### GOAL OF THE EXERCISE
Could you return the data below exactly as it appears?

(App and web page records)
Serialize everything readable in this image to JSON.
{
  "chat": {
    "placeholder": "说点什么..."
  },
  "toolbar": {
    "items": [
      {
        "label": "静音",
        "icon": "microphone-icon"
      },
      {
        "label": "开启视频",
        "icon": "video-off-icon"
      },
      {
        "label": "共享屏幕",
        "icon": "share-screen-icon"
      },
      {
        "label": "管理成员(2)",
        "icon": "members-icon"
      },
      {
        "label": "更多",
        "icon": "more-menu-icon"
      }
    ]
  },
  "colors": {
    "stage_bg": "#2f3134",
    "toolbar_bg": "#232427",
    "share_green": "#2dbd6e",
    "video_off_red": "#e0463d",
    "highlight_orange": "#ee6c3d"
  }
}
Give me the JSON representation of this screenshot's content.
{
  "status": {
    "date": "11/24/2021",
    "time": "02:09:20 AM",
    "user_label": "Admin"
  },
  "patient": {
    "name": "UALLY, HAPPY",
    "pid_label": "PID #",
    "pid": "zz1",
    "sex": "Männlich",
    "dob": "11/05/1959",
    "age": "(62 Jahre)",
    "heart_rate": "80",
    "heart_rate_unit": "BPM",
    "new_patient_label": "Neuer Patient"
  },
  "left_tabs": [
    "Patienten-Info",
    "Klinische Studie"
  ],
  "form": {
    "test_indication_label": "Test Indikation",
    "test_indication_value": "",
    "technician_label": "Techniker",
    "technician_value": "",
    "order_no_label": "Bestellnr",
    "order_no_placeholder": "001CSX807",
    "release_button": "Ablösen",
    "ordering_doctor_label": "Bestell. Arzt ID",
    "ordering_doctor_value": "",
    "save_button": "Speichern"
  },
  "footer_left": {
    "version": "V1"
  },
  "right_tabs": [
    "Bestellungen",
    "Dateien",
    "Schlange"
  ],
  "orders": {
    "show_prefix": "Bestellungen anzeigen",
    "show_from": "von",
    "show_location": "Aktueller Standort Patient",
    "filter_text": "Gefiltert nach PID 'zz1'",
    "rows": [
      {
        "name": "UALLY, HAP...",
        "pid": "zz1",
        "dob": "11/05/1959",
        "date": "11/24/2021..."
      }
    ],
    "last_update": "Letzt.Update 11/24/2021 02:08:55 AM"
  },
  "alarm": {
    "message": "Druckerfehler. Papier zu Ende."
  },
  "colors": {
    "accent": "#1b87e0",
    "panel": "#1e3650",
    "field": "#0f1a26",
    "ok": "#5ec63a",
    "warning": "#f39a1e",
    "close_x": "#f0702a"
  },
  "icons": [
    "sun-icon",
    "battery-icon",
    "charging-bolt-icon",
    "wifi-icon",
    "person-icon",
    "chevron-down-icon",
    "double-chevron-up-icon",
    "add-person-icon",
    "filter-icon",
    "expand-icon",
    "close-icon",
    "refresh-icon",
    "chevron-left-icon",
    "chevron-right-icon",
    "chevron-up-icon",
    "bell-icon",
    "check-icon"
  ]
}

### ANSWER SPACE
Serialize everything readable in this image to JSON.
{
  "chat": {
    "placeholder": "说点什么..."
  },
  "toolbar": {
    "items": [
      {
        "label": "静音",
        "icon": "microphone-icon"
      },
      {
        "label": "开启视频",
        "icon": "video-off-icon"
      },
      {
        "label": "共享屏幕",
        "icon": "share-screen-icon"
      },
      {
        "label": "管理成员(2)",
        "icon": "members-icon"
      },
      {
        "label": "更多",
        "icon": "more-menu-icon"
      }
    ]
  },
  "colors": {
    "stage_bg": "#2f3134",
    "toolbar_bg": "#232427",
    "share_green": "#2dbd6e",
    "video_off_red": "#e0463d",
    "highlight_orange": "#ee6c3d"
  }
}
Give me the JSON representation of this screenshot's content.
{
  "status": {
    "date": "11/24/2021",
    "time": "02:09:20 AM",
    "user_label": "Admin"
  },
  "patient": {
    "name": "UALLY, HAPPY",
    "pid_label": "PID #",
    "pid": "zz1",
    "sex": "Männlich",
    "dob": "11/05/1959",
    "age": "(62 Jahre)",
    "heart_rate": "80",
    "heart_rate_unit": "BPM",
    "new_patient_label": "Neuer Patient"
  },
  "left_tabs": [
    "Patienten-Info",
    "Klinische Studie"
  ],
  "form": {
    "test_indication_label": "Test Indikation",
    "test_indication_value": "",
    "technician_label": "Techniker",
    "technician_value": "",
    "order_no_label": "Bestellnr",
    "order_no_placeholder": "001CSX807",
    "release_button": "Ablösen",
    "ordering_doctor_label": "Bestell. Arzt ID",
    "ordering_doctor_value": "",
    "save_button": "Speichern"
  },
  "footer_left": {
    "version": "V1"
  },
  "right_tabs": [
    "Bestellungen",
    "Dateien",
    "Schlange"
  ],
  "orders": {
    "show_prefix": "Bestellungen anzeigen",
    "show_from": "von",
    "show_location": "Aktueller Standort Patient",
    "filter_text": "Gefiltert nach PID 'zz1'",
    "rows": [
      {
        "name": "UALLY, HAP...",
        "pid": "zz1",
        "dob": "11/05/1959",
        "date": "11/24/2021..."
      }
    ],
    "last_update": "Letzt.Update 11/24/2021 02:08:55 AM"
  },
  "alarm": {
    "message": "Druckerfehler. Papier zu Ende."
  },
  "colors": {
    "accent": "#1b87e0",
    "panel": "#1e3650",
    "field": "#0f1a26",
    "ok": "#5ec63a",
    "warning": "#f39a1e",
    "close_x": "#f0702a"
  },
  "icons": [
    "sun-icon",
    "battery-icon",
    "charging-bolt-icon",
    "wifi-icon",
    "person-icon",
    "chevron-down-icon",
    "double-chevron-up-icon",
    "add-person-icon",
    "filter-icon",
    "expand-icon",
    "close-icon",
    "refresh-icon",
    "chevron-left-icon",
    "chevron-right-icon",
    "chevron-up-icon",
    "bell-icon",
    "check-icon"
  ]
}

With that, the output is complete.